**Work to be completed**
Look over the material for the string "phone". Copy every line where it turns up.

*** Excerpted data Section Begins ***

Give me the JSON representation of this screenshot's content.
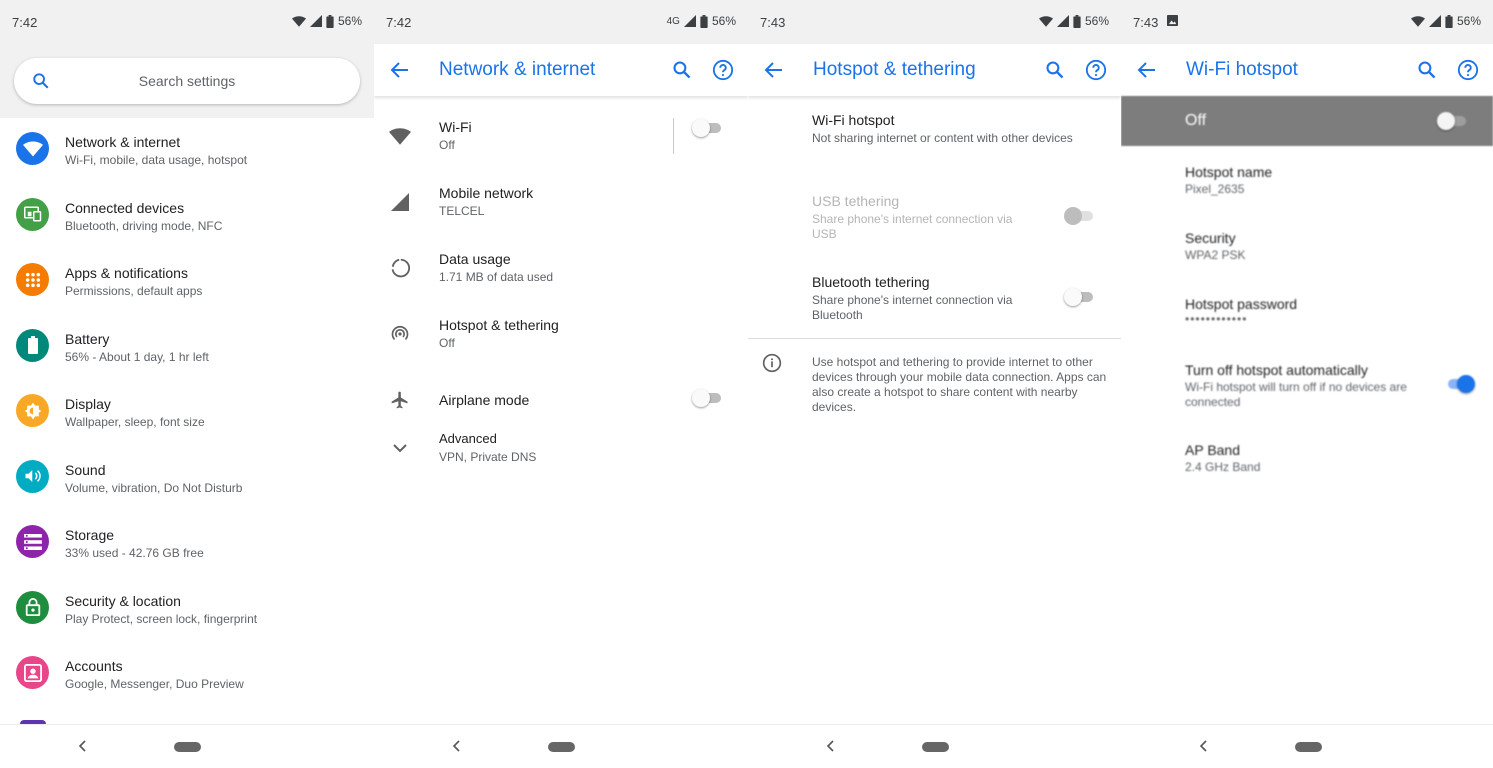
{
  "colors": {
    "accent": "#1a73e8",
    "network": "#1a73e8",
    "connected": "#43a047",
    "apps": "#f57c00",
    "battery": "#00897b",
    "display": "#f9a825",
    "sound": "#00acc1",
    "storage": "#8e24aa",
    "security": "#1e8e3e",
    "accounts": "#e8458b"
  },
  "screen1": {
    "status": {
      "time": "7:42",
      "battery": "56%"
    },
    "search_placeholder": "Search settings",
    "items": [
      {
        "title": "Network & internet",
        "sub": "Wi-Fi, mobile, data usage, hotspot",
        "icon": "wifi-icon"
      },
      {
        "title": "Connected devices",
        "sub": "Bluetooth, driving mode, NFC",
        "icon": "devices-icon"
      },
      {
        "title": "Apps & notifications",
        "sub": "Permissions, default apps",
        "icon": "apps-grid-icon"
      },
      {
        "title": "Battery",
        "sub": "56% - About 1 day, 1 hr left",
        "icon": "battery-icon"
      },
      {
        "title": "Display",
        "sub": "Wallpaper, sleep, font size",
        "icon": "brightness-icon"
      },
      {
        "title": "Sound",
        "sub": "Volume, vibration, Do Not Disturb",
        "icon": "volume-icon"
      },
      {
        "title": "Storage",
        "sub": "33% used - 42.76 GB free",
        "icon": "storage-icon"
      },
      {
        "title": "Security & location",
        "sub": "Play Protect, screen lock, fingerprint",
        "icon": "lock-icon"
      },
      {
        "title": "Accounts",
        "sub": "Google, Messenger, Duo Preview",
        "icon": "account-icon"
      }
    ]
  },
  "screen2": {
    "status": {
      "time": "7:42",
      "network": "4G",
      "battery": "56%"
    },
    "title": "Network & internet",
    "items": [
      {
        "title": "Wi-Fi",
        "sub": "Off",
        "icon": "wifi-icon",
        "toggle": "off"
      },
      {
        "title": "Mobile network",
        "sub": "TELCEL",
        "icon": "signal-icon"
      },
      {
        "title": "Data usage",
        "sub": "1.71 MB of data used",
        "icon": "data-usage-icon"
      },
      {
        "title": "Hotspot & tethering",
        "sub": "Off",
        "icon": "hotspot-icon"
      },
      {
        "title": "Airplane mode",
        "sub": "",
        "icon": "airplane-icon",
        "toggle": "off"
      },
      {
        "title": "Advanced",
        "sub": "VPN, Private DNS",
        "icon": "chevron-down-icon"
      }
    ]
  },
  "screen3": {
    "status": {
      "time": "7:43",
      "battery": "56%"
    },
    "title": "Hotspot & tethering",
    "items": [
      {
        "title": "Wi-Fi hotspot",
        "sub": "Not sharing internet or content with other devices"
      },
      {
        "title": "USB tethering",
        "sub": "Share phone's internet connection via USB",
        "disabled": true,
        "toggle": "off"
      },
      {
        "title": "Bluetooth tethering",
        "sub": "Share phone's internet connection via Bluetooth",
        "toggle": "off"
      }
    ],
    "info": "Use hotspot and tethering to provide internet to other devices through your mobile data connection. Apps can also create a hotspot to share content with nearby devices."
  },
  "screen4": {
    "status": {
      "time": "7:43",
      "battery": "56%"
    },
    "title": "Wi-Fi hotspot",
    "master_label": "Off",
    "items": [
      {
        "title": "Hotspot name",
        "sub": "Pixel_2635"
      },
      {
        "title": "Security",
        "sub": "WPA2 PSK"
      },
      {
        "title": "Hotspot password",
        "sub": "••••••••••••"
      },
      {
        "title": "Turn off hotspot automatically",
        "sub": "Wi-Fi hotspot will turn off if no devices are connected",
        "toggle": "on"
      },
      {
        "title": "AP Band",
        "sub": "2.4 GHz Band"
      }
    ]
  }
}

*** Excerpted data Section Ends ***

**Final answer**
        "sub": "Share phone's internet connection via USB",
        "sub": "Share phone's internet connection via Bluetooth",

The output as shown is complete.